There are many, many other things in my boxes which the public might find fascinating, but I’ll have the luxury of not knowing. I’ll be in a place far, far away. To me, Heaven will be a big arena where we all sit, entranced, as the secrets to the mysteries of the ages are unfolded on giant screens: how the pyramids were built; how and why a few narrow parameters composed of just a few years suddenly exploded with discovery and thought; whether or not visitors from distant space landed in Africa and mated with the existing races to form modern man; and why Eleanor Parker decided to take the role of Constance in Return to Peyton Place when it seemed like it should have been played by Lana Turner, who originated the role of Constance in Peyton Place.
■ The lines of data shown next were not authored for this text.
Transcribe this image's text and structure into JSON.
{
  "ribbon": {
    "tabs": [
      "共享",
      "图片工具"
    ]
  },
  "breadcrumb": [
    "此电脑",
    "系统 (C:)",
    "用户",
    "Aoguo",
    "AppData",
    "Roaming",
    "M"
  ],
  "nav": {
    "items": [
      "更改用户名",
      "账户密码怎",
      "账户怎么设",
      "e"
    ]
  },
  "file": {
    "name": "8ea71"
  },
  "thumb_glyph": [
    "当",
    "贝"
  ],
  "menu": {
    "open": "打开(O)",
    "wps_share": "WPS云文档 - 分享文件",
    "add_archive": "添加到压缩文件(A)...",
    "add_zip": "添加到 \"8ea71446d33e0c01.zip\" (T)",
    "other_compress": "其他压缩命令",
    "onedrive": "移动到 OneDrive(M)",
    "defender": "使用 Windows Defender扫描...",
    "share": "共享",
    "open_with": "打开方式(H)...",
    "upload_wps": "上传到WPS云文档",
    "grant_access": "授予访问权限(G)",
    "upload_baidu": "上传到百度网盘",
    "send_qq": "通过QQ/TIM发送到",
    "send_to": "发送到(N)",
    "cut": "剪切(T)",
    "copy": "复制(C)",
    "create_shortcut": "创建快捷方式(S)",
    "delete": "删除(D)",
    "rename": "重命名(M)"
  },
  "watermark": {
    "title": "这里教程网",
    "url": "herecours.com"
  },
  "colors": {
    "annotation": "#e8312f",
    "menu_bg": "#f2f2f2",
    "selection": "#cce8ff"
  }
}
And those unforgettable movies will be in one of my boxes, too.